Woman gets €7,600 over GAA draw dispute
A CO MEATH woman has been awarded a GAA club lottery prize on the direction of a judge.
Vera Ennis, of Rathbeggan, Dunshaughlin, Co Meath, told the Circuit Civil Court yesterday that although she chose the four winning numbers in Ratoath GAA Club’s weekly lottery, she did not receive the €7,600 top prize.
Ms Ennis, who sued ticket seller Michael “Skipper” Lynch, Ratoath GAA Club and the GAA, said she had been told by the then club chairman and local primary school principal Hugh Daly that, following an inquiry, her ticket stub was not found in the draw.
Barrister Noel Cosgrove said Ms Ennis bought three tickets in the Ratoath Inn on May 16th, 2004, one of which was signed “Christo, Vera and gang” – her husband, herself and their children.
She had chosen her numbers and had later seen them posted on a pub noticeboard as the winning numbers in the Ratoath GAA weekly lotto draw. When she made inquiries, she had been told there had been no ticket with her numbers entered in the draw.
Ms Ennis said she had retained the winning ticket stub with the serial number 3350, and had called with her husband to Mr Daly’s house. He had made inquiries and telephoned to say her ticket was not in the draw.
She had told him “this is not the end of it”, and Mr Daly had said not to come to his house harassing him or his family. He had said that if she wanted she could sue Mr Lynch, and she had replied: “If I sue anyone I will sue the GAA, and you can sue Mr Lynch.”
Pat Walsh, Ratoath, said he was in the pub and saw Ms Ennis pay Mr Lynch for tickets.
Hugh Daly denied having told Ms Ennis to sue Mr Lynch. The last thing the club wanted was any issue or controversy. A search had been carried out for her ticket but it had not been found in the draw drum. For all he knew her ticket could have ended up in a rubbish bin in the Ratoath Inn.
Mr Lynch told the court he had no particular memory to whom he had sold tickets on May 16th, 2004.
Circuit Court president Mr Justice Matthew Deery, awarding Ms Ennis €7,600 severally and jointly against Mr Lynch, the club and the GAA, said there was an element of looseness in the club’s records of sales for the draw.

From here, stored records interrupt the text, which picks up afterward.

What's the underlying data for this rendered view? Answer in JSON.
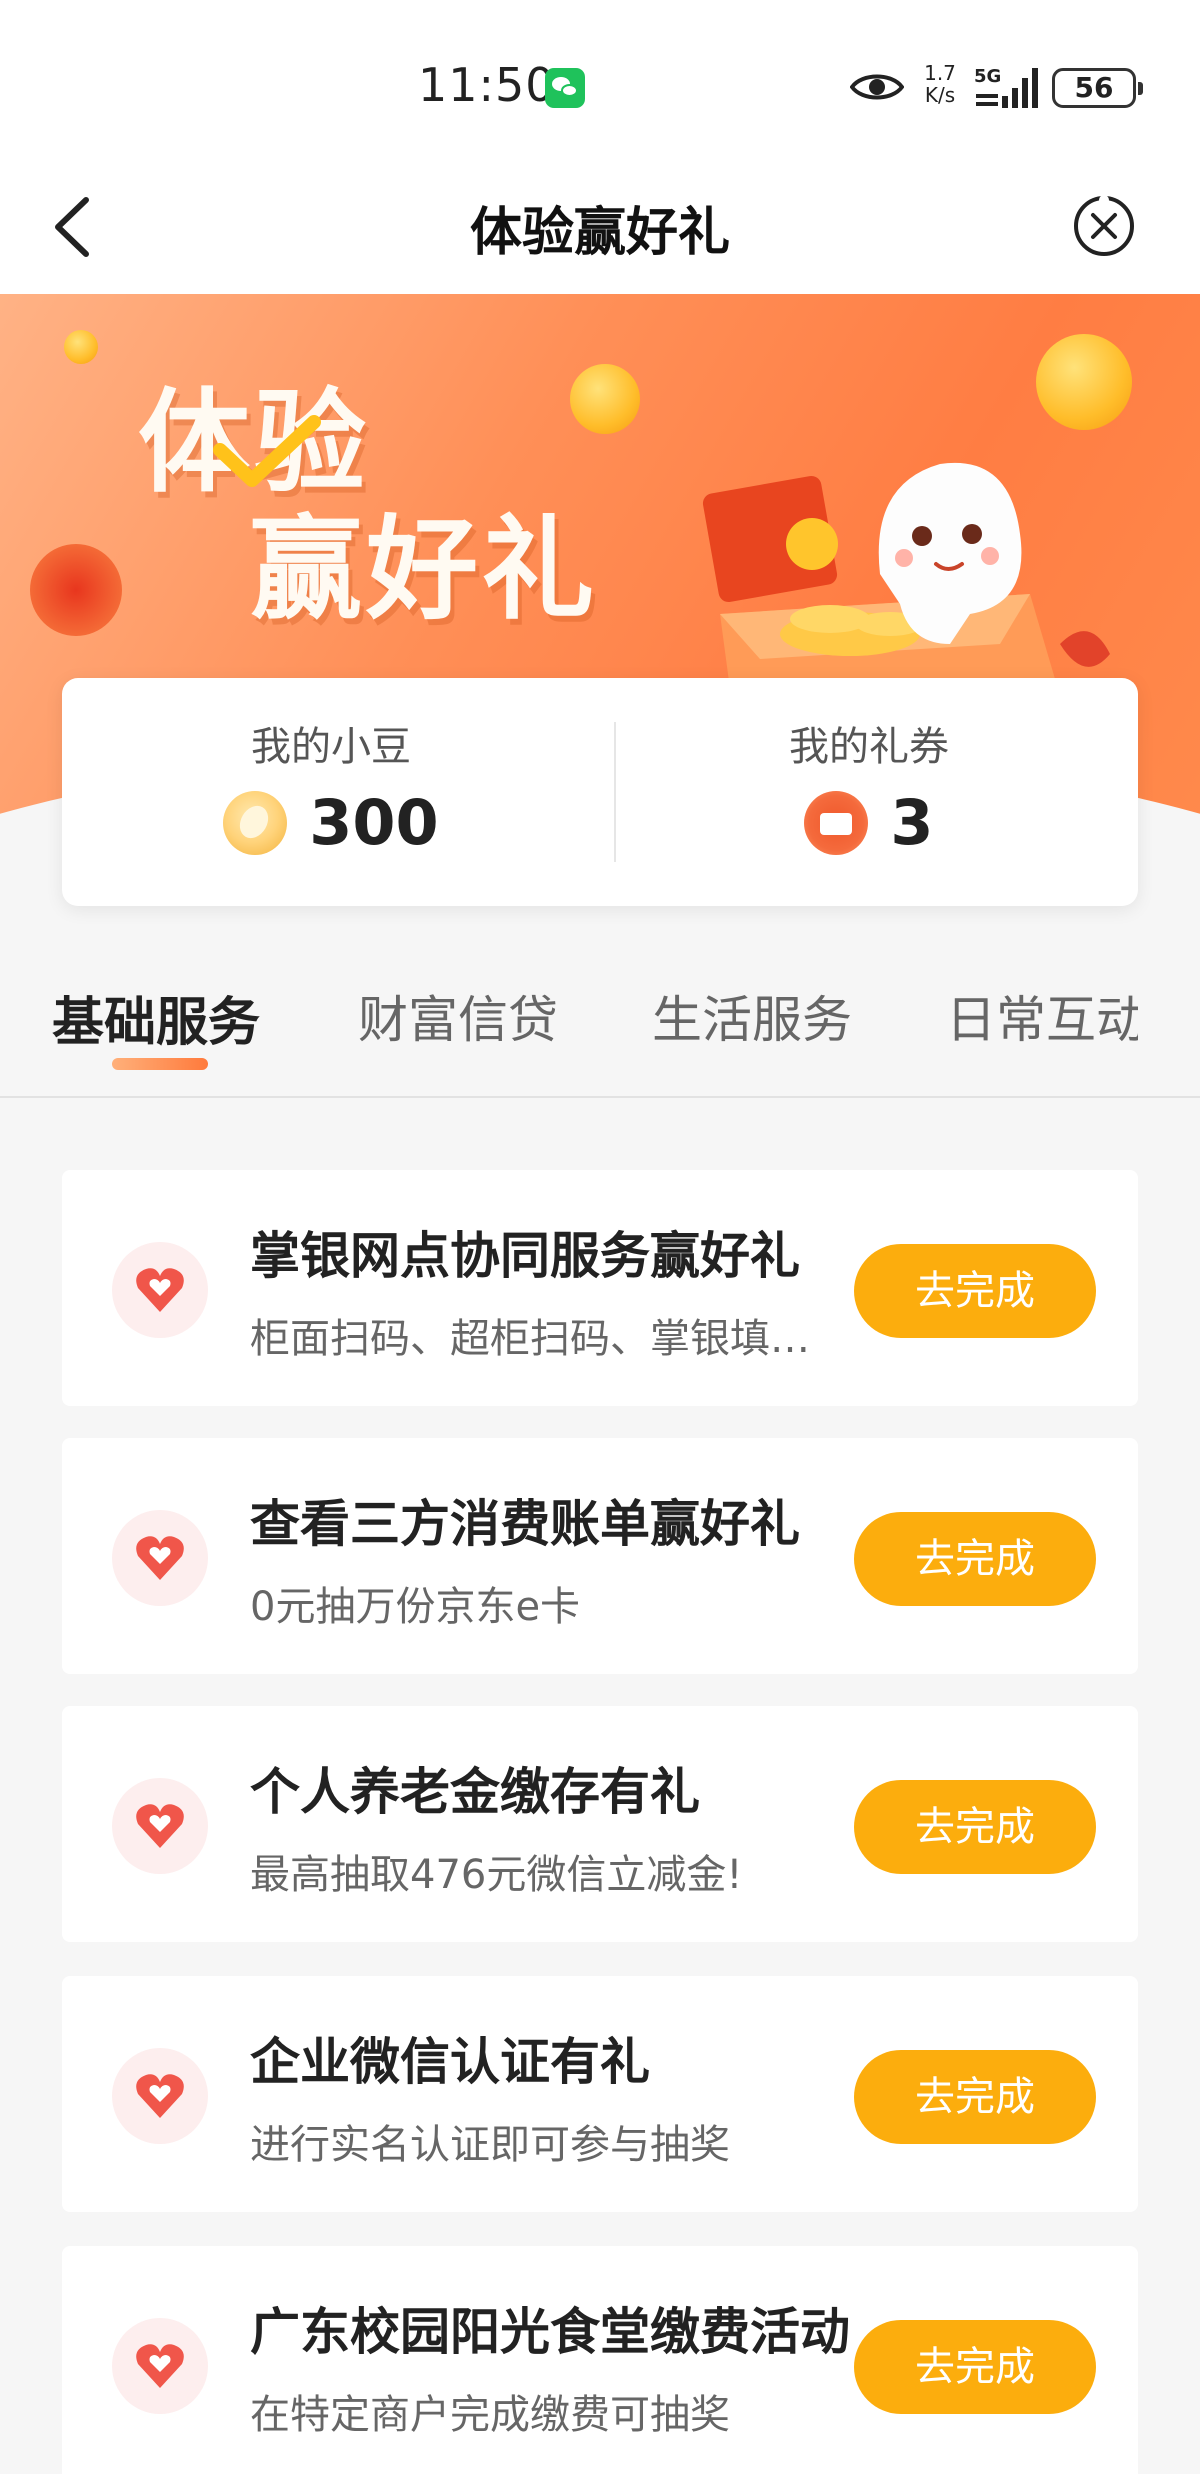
{
  "status_bar": {
    "time": "11:50",
    "net_speed_value": "1.7",
    "net_speed_unit": "K/s",
    "network_type": "5G",
    "battery": "56",
    "icons": [
      "wechat-icon",
      "eye-icon",
      "signal-icon",
      "battery-icon"
    ]
  },
  "nav": {
    "title": "体验赢好礼",
    "icons": [
      "back-arrow-icon",
      "close-circle-icon"
    ]
  },
  "banner": {
    "title_line1": "体验",
    "title_line2": "赢好礼"
  },
  "stats": {
    "beans_label": "我的小豆",
    "beans_value": "300",
    "coupons_label": "我的礼券",
    "coupons_value": "3"
  },
  "tabs": [
    {
      "label": "基础服务",
      "active": true
    },
    {
      "label": "财富信贷",
      "active": false
    },
    {
      "label": "生活服务",
      "active": false
    },
    {
      "label": "日常互动",
      "active": false
    }
  ],
  "tasks": [
    {
      "title": "掌银网点协同服务赢好礼",
      "desc": "柜面扫码、超柜扫码、掌银填单赢好礼",
      "button": "去完成"
    },
    {
      "title": "查看三方消费账单赢好礼",
      "desc": "0元抽万份京东e卡",
      "button": "去完成"
    },
    {
      "title": "个人养老金缴存有礼",
      "desc": "最高抽取476元微信立减金!",
      "button": "去完成"
    },
    {
      "title": "企业微信认证有礼",
      "desc": "进行实名认证即可参与抽奖",
      "button": "去完成"
    },
    {
      "title": "广东校园阳光食堂缴费活动",
      "desc": "在特定商户完成缴费可抽奖",
      "button": "去完成"
    }
  ],
  "colors": {
    "accent_orange": "#ff7d43",
    "button_yellow": "#fcad0d",
    "heart_red": "#f0564a"
  }
}
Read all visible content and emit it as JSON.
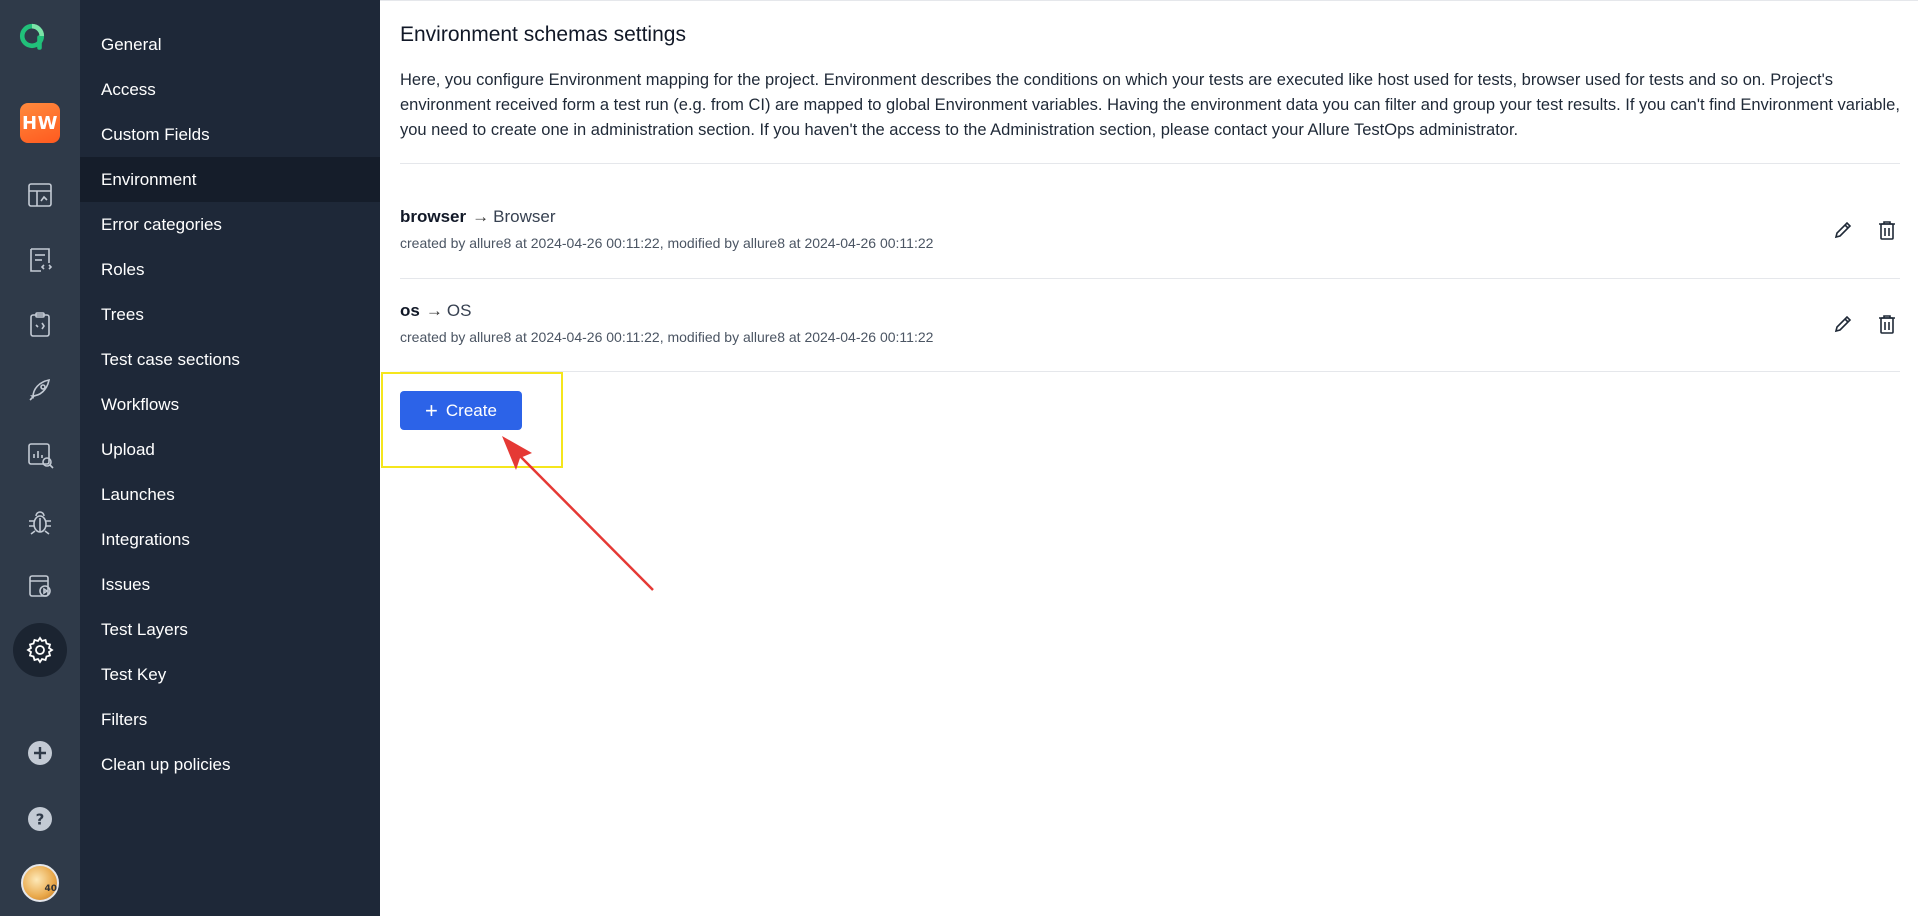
{
  "rail": {
    "logo_color": "#21c07a",
    "project_badge": "HW",
    "icons": [
      "dashboard-icon",
      "test-cases-icon",
      "test-plans-icon",
      "launches-icon",
      "analytics-icon",
      "defects-icon",
      "jobs-icon",
      "settings-icon",
      "add-icon",
      "help-icon"
    ],
    "avatar_badge": "40"
  },
  "menu": {
    "items": [
      {
        "label": "General"
      },
      {
        "label": "Access"
      },
      {
        "label": "Custom Fields"
      },
      {
        "label": "Environment"
      },
      {
        "label": "Error categories"
      },
      {
        "label": "Roles"
      },
      {
        "label": "Trees"
      },
      {
        "label": "Test case sections"
      },
      {
        "label": "Workflows"
      },
      {
        "label": "Upload"
      },
      {
        "label": "Launches"
      },
      {
        "label": "Integrations"
      },
      {
        "label": "Issues"
      },
      {
        "label": "Test Layers"
      },
      {
        "label": "Test Key"
      },
      {
        "label": "Filters"
      },
      {
        "label": "Clean up policies"
      }
    ],
    "active": "Environment"
  },
  "main": {
    "title": "Environment schemas settings",
    "description": "Here, you configure Environment mapping for the project. Environment describes the conditions on which your tests are executed like host used for tests, browser used for tests and so on. Project's environment received form a test run (e.g. from CI) are mapped to global Environment variables. Having the environment data you can filter and group your test results. If you can't find Environment variable, you need to create one in administration section. If you haven't the access to the Administration section, please contact your Allure TestOps administrator.",
    "schemas": [
      {
        "key": "browser",
        "arrow": "→",
        "value": "Browser",
        "meta": "created by allure8 at 2024-04-26 00:11:22, modified by allure8 at 2024-04-26 00:11:22"
      },
      {
        "key": "os",
        "arrow": "→",
        "value": "OS",
        "meta": "created by allure8 at 2024-04-26 00:11:22, modified by allure8 at 2024-04-26 00:11:22"
      }
    ],
    "create_label": "Create",
    "create_plus": "+"
  },
  "colors": {
    "rail_bg": "#2f3a49",
    "menu_bg": "#1e2838",
    "menu_active_bg": "#151d2a",
    "primary": "#2c63e8",
    "highlight_box": "#f5e61c",
    "annotation_arrow": "#e53935"
  }
}
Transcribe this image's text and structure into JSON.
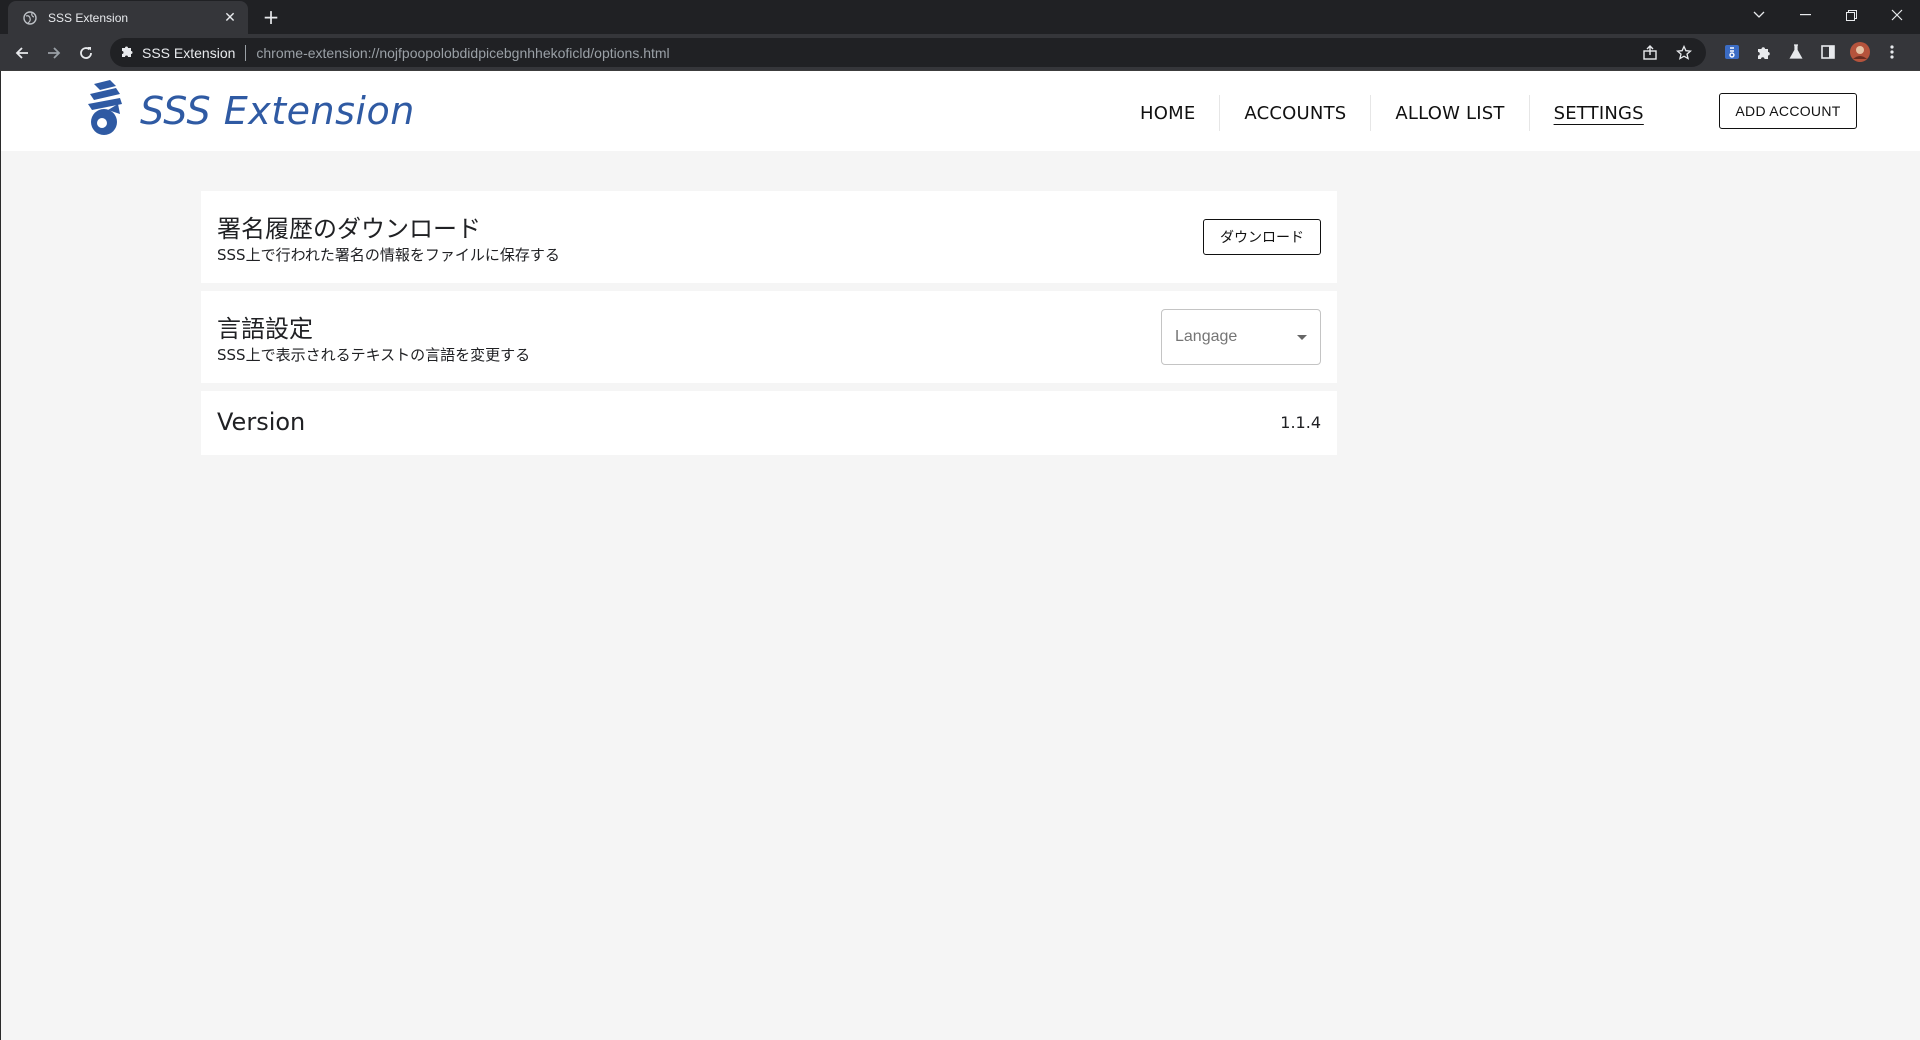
{
  "browser": {
    "tab_title": "SSS Extension",
    "tab_close": "✕",
    "new_tab": "+",
    "site_name": "SSS Extension",
    "url": "chrome-extension://nojfpoopolobdidpicebgnhhekoficld/options.html"
  },
  "header": {
    "logo_text": "SSS Extension",
    "brand_color": "#2f5aa3",
    "nav": {
      "home": "HOME",
      "accounts": "ACCOUNTS",
      "allow_list": "ALLOW LIST",
      "settings": "SETTINGS"
    },
    "active_nav": "SETTINGS",
    "add_account_label": "ADD ACCOUNT"
  },
  "settings": {
    "history": {
      "title": "署名履歴のダウンロード",
      "description": "SSS上で行われた署名の情報をファイルに保存する",
      "button_label": "ダウンロード"
    },
    "language": {
      "title": "言語設定",
      "description": "SSS上で表示されるテキストの言語を変更する",
      "placeholder": "Langage"
    },
    "version": {
      "label": "Version",
      "value": "1.1.4"
    }
  }
}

There had been “a fault line” in accountability, which was understandable in that there was an element of trust involved in what was a charitable and social objective operated on a voluntary basis.